§ Exercise goal:
Word for word, write out all the entries below, omitting every picture.
Working data: Begin
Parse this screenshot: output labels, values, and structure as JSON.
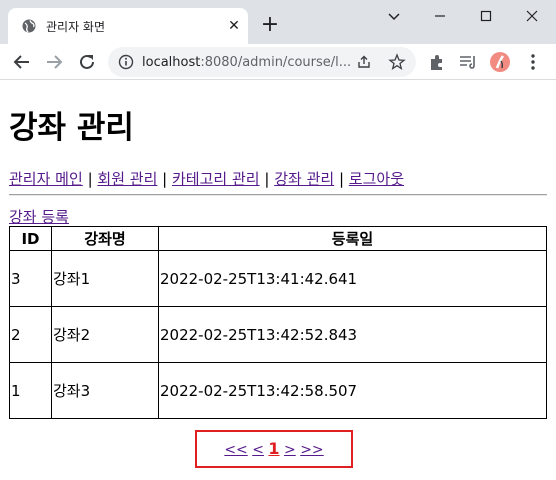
{
  "browser": {
    "tab_title": "관리자 화면",
    "url_host": "localhost",
    "url_rest": ":8080/admin/course/l..."
  },
  "page": {
    "title": "강좌 관리",
    "nav": [
      {
        "label": "관리자 메인"
      },
      {
        "label": "회원 관리"
      },
      {
        "label": "카테고리 관리"
      },
      {
        "label": "강좌 관리"
      },
      {
        "label": "로그아웃"
      }
    ],
    "nav_separator": "|",
    "register_link": "강좌 등록",
    "table": {
      "headers": [
        "ID",
        "강좌명",
        "등록일"
      ],
      "rows": [
        {
          "id": "3",
          "name": "강좌1",
          "date": "2022-02-25T13:41:42.641"
        },
        {
          "id": "2",
          "name": "강좌2",
          "date": "2022-02-25T13:42:52.843"
        },
        {
          "id": "1",
          "name": "강좌3",
          "date": "2022-02-25T13:42:58.507"
        }
      ]
    },
    "pager": {
      "first": "<<",
      "prev": "<",
      "current": "1",
      "next": ">",
      "last": ">>"
    }
  },
  "colors": {
    "link": "#551a8b",
    "highlight_box": "#e02020"
  }
}
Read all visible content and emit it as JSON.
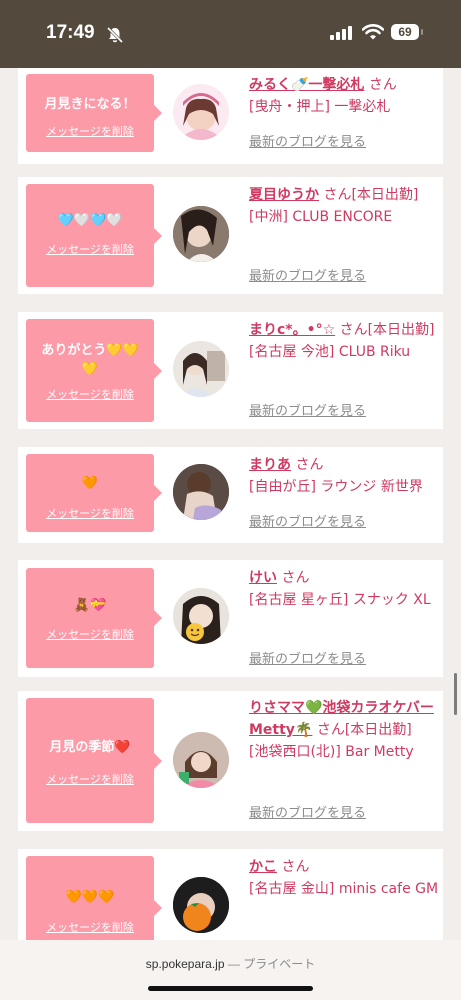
{
  "status_bar": {
    "time": "17:49",
    "battery": "69"
  },
  "browser": {
    "domain": "sp.pokepara.jp",
    "mode": "— プライベート"
  },
  "delete_label": "メッセージを削除",
  "blog_label": "最新のブログを見る",
  "san_label": "さん",
  "cards": [
    {
      "message": "月見きになる！",
      "name": "みるく🍼一撃必札",
      "status": "",
      "area": "[曳舟・押上] 一撃必札"
    },
    {
      "message": "🩵🤍🩵🤍",
      "name": "夏目ゆうか",
      "status": "[本日出勤]",
      "area": "[中洲] CLUB ENCORE"
    },
    {
      "message": "ありがとう💛💛💛",
      "name": "まりc*。•°☆",
      "status": "[本日出勤]",
      "area": "[名古屋 今池] CLUB Riku"
    },
    {
      "message": "🧡",
      "name": "まりあ",
      "status": "",
      "area": "[自由が丘] ラウンジ 新世界"
    },
    {
      "message": "🧸💝",
      "name": "けい",
      "status": "",
      "area": "[名古屋 星ヶ丘] スナック XL"
    },
    {
      "message": "月見の季節❤️",
      "name": "りさママ💚池袋カラオケバーMetty🌴",
      "status": "[本日出勤]",
      "area": "[池袋西口(北)] Bar Metty"
    },
    {
      "message": "🧡🧡🧡",
      "name": "かこ",
      "status": "",
      "area": "[名古屋 金山] minis cafe GM"
    }
  ]
}
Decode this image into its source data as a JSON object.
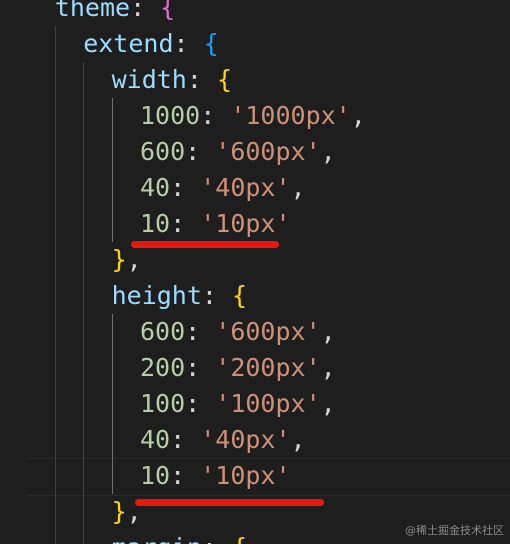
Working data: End
§ Output of the exercise:
Parse this screenshot: output labels, values, and structure as JSON.
{
  "browser": {
    "tab_title": "관리자 화면",
    "url_host": "localhost",
    "url_rest": ":8080/admin/course/l..."
  },
  "page": {
    "title": "강좌 관리",
    "nav": [
      {
        "label": "관리자 메인"
      },
      {
        "label": "회원 관리"
      },
      {
        "label": "카테고리 관리"
      },
      {
        "label": "강좌 관리"
      },
      {
        "label": "로그아웃"
      }
    ],
    "nav_separator": "|",
    "register_link": "강좌 등록",
    "table": {
      "headers": [
        "ID",
        "강좌명",
        "등록일"
      ],
      "rows": [
        {
          "id": "3",
          "name": "강좌1",
          "date": "2022-02-25T13:41:42.641"
        },
        {
          "id": "2",
          "name": "강좌2",
          "date": "2022-02-25T13:42:52.843"
        },
        {
          "id": "1",
          "name": "강좌3",
          "date": "2022-02-25T13:42:58.507"
        }
      ]
    },
    "pager": {
      "first": "<<",
      "prev": "<",
      "current": "1",
      "next": ">",
      "last": ">>"
    }
  },
  "colors": {
    "link": "#551a8b",
    "highlight_box": "#e02020"
  }
}
Read all visible content and emit it as JSON.
{
  "status_bar": {
    "time": "17:49",
    "battery": "69"
  },
  "browser": {
    "domain": "sp.pokepara.jp",
    "mode": "— プライベート"
  },
  "delete_label": "メッセージを削除",
  "blog_label": "最新のブログを見る",
  "san_label": "さん",
  "cards": [
    {
      "message": "月見きになる！",
      "name": "みるく🍼一撃必札",
      "status": "",
      "area": "[曳舟・押上] 一撃必札"
    },
    {
      "message": "🩵🤍🩵🤍",
      "name": "夏目ゆうか",
      "status": "[本日出勤]",
      "area": "[中洲] CLUB ENCORE"
    },
    {
      "message": "ありがとう💛💛💛",
      "name": "まりc*。•°☆",
      "status": "[本日出勤]",
      "area": "[名古屋 今池] CLUB Riku"
    },
    {
      "message": "🧡",
      "name": "まりあ",
      "status": "",
      "area": "[自由が丘] ラウンジ 新世界"
    },
    {
      "message": "🧸💝",
      "name": "けい",
      "status": "",
      "area": "[名古屋 星ヶ丘] スナック XL"
    },
    {
      "message": "月見の季節❤️",
      "name": "りさママ💚池袋カラオケバーMetty🌴",
      "status": "[本日出勤]",
      "area": "[池袋西口(北)] Bar Metty"
    },
    {
      "message": "🧡🧡🧡",
      "name": "かこ",
      "status": "",
      "area": "[名古屋 金山] minis cafe GM"
    }
  ]
}
Decode this image into its source data as a JSON object.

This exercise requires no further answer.